→ WHAT YOU WILL DO
Please reproduce the listing below exactly, leaving out every picture.

********

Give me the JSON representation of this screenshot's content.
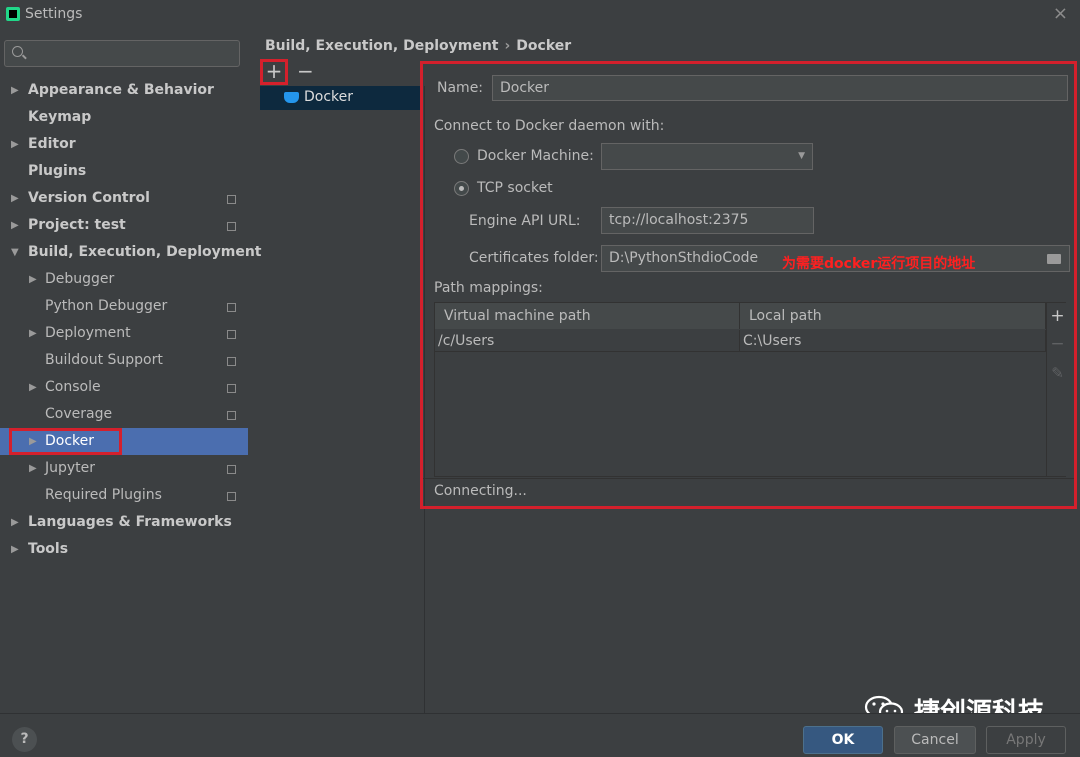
{
  "window": {
    "title": "Settings"
  },
  "sidebar": {
    "items": [
      {
        "label": "Appearance & Behavior",
        "arrow": "▶",
        "level": 0,
        "bold": true,
        "page_icon": false,
        "selected": false
      },
      {
        "label": "Keymap",
        "arrow": "",
        "level": 0,
        "bold": true,
        "page_icon": false,
        "selected": false
      },
      {
        "label": "Editor",
        "arrow": "▶",
        "level": 0,
        "bold": true,
        "page_icon": false,
        "selected": false
      },
      {
        "label": "Plugins",
        "arrow": "",
        "level": 0,
        "bold": true,
        "page_icon": false,
        "selected": false
      },
      {
        "label": "Version Control",
        "arrow": "▶",
        "level": 0,
        "bold": true,
        "page_icon": true,
        "selected": false
      },
      {
        "label": "Project: test",
        "arrow": "▶",
        "level": 0,
        "bold": true,
        "page_icon": true,
        "selected": false
      },
      {
        "label": "Build, Execution, Deployment",
        "arrow": "▼",
        "level": 0,
        "bold": true,
        "page_icon": false,
        "selected": false
      },
      {
        "label": "Debugger",
        "arrow": "▶",
        "level": 1,
        "bold": false,
        "page_icon": false,
        "selected": false
      },
      {
        "label": "Python Debugger",
        "arrow": "",
        "level": 1,
        "bold": false,
        "page_icon": true,
        "selected": false
      },
      {
        "label": "Deployment",
        "arrow": "▶",
        "level": 1,
        "bold": false,
        "page_icon": true,
        "selected": false
      },
      {
        "label": "Buildout Support",
        "arrow": "",
        "level": 1,
        "bold": false,
        "page_icon": true,
        "selected": false
      },
      {
        "label": "Console",
        "arrow": "▶",
        "level": 1,
        "bold": false,
        "page_icon": true,
        "selected": false
      },
      {
        "label": "Coverage",
        "arrow": "",
        "level": 1,
        "bold": false,
        "page_icon": true,
        "selected": false
      },
      {
        "label": "Docker",
        "arrow": "▶",
        "level": 1,
        "bold": false,
        "page_icon": false,
        "selected": true
      },
      {
        "label": "Jupyter",
        "arrow": "▶",
        "level": 1,
        "bold": false,
        "page_icon": true,
        "selected": false
      },
      {
        "label": "Required Plugins",
        "arrow": "",
        "level": 1,
        "bold": false,
        "page_icon": true,
        "selected": false
      },
      {
        "label": "Languages & Frameworks",
        "arrow": "▶",
        "level": 0,
        "bold": true,
        "page_icon": false,
        "selected": false
      },
      {
        "label": "Tools",
        "arrow": "▶",
        "level": 0,
        "bold": true,
        "page_icon": false,
        "selected": false
      }
    ]
  },
  "breadcrumb": {
    "parent": "Build, Execution, Deployment",
    "separator": "›",
    "current": "Docker"
  },
  "toolbar": {
    "add": "+",
    "remove": "−"
  },
  "docker_list": {
    "entry": "Docker"
  },
  "form": {
    "name_label": "Name:",
    "name_value": "Docker",
    "connect_label": "Connect to Docker daemon with:",
    "docker_machine_label": "Docker Machine:",
    "docker_machine_value": "",
    "tcp_label": "TCP socket",
    "connection_mode": "TCP socket",
    "engine_url_label": "Engine API URL:",
    "engine_url_value": "tcp://localhost:2375",
    "cert_label": "Certificates folder:",
    "cert_value": "D:\\PythonSthdioCode",
    "annotation": "为需要docker运行项目的地址",
    "path_mappings_label": "Path mappings:",
    "columns": [
      "Virtual machine path",
      "Local path"
    ],
    "rows": [
      {
        "vm": "/c/Users",
        "local": "C:\\Users"
      }
    ],
    "status": "Connecting..."
  },
  "table_tools": {
    "add": "+",
    "remove": "−",
    "edit": "✎"
  },
  "buttons": {
    "help": "?",
    "ok": "OK",
    "cancel": "Cancel",
    "apply": "Apply"
  },
  "watermark": {
    "text": "捷创源科技"
  },
  "colors": {
    "highlight": "#d4202c",
    "selection": "#4b6eaf",
    "ok_button": "#365880",
    "annotation": "#ff2020"
  }
}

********

→ PROBLEM SOLUTION
Give me the JSON representation of this screenshot's content.
{
  "window": {
    "title": "Settings"
  },
  "sidebar": {
    "items": [
      {
        "label": "Appearance & Behavior",
        "arrow": "▶",
        "level": 0,
        "bold": true,
        "page_icon": false,
        "selected": false
      },
      {
        "label": "Keymap",
        "arrow": "",
        "level": 0,
        "bold": true,
        "page_icon": false,
        "selected": false
      },
      {
        "label": "Editor",
        "arrow": "▶",
        "level": 0,
        "bold": true,
        "page_icon": false,
        "selected": false
      },
      {
        "label": "Plugins",
        "arrow": "",
        "level": 0,
        "bold": true,
        "page_icon": false,
        "selected": false
      },
      {
        "label": "Version Control",
        "arrow": "▶",
        "level": 0,
        "bold": true,
        "page_icon": true,
        "selected": false
      },
      {
        "label": "Project: test",
        "arrow": "▶",
        "level": 0,
        "bold": true,
        "page_icon": true,
        "selected": false
      },
      {
        "label": "Build, Execution, Deployment",
        "arrow": "▼",
        "level": 0,
        "bold": true,
        "page_icon": false,
        "selected": false
      },
      {
        "label": "Debugger",
        "arrow": "▶",
        "level": 1,
        "bold": false,
        "page_icon": false,
        "selected": false
      },
      {
        "label": "Python Debugger",
        "arrow": "",
        "level": 1,
        "bold": false,
        "page_icon": true,
        "selected": false
      },
      {
        "label": "Deployment",
        "arrow": "▶",
        "level": 1,
        "bold": false,
        "page_icon": true,
        "selected": false
      },
      {
        "label": "Buildout Support",
        "arrow": "",
        "level": 1,
        "bold": false,
        "page_icon": true,
        "selected": false
      },
      {
        "label": "Console",
        "arrow": "▶",
        "level": 1,
        "bold": false,
        "page_icon": true,
        "selected": false
      },
      {
        "label": "Coverage",
        "arrow": "",
        "level": 1,
        "bold": false,
        "page_icon": true,
        "selected": false
      },
      {
        "label": "Docker",
        "arrow": "▶",
        "level": 1,
        "bold": false,
        "page_icon": false,
        "selected": true
      },
      {
        "label": "Jupyter",
        "arrow": "▶",
        "level": 1,
        "bold": false,
        "page_icon": true,
        "selected": false
      },
      {
        "label": "Required Plugins",
        "arrow": "",
        "level": 1,
        "bold": false,
        "page_icon": true,
        "selected": false
      },
      {
        "label": "Languages & Frameworks",
        "arrow": "▶",
        "level": 0,
        "bold": true,
        "page_icon": false,
        "selected": false
      },
      {
        "label": "Tools",
        "arrow": "▶",
        "level": 0,
        "bold": true,
        "page_icon": false,
        "selected": false
      }
    ]
  },
  "breadcrumb": {
    "parent": "Build, Execution, Deployment",
    "separator": "›",
    "current": "Docker"
  },
  "toolbar": {
    "add": "+",
    "remove": "−"
  },
  "docker_list": {
    "entry": "Docker"
  },
  "form": {
    "name_label": "Name:",
    "name_value": "Docker",
    "connect_label": "Connect to Docker daemon with:",
    "docker_machine_label": "Docker Machine:",
    "docker_machine_value": "",
    "tcp_label": "TCP socket",
    "connection_mode": "TCP socket",
    "engine_url_label": "Engine API URL:",
    "engine_url_value": "tcp://localhost:2375",
    "cert_label": "Certificates folder:",
    "cert_value": "D:\\PythonSthdioCode",
    "annotation": "为需要docker运行项目的地址",
    "path_mappings_label": "Path mappings:",
    "columns": [
      "Virtual machine path",
      "Local path"
    ],
    "rows": [
      {
        "vm": "/c/Users",
        "local": "C:\\Users"
      }
    ],
    "status": "Connecting..."
  },
  "table_tools": {
    "add": "+",
    "remove": "−",
    "edit": "✎"
  },
  "buttons": {
    "help": "?",
    "ok": "OK",
    "cancel": "Cancel",
    "apply": "Apply"
  },
  "watermark": {
    "text": "捷创源科技"
  },
  "colors": {
    "highlight": "#d4202c",
    "selection": "#4b6eaf",
    "ok_button": "#365880",
    "annotation": "#ff2020"
  }
}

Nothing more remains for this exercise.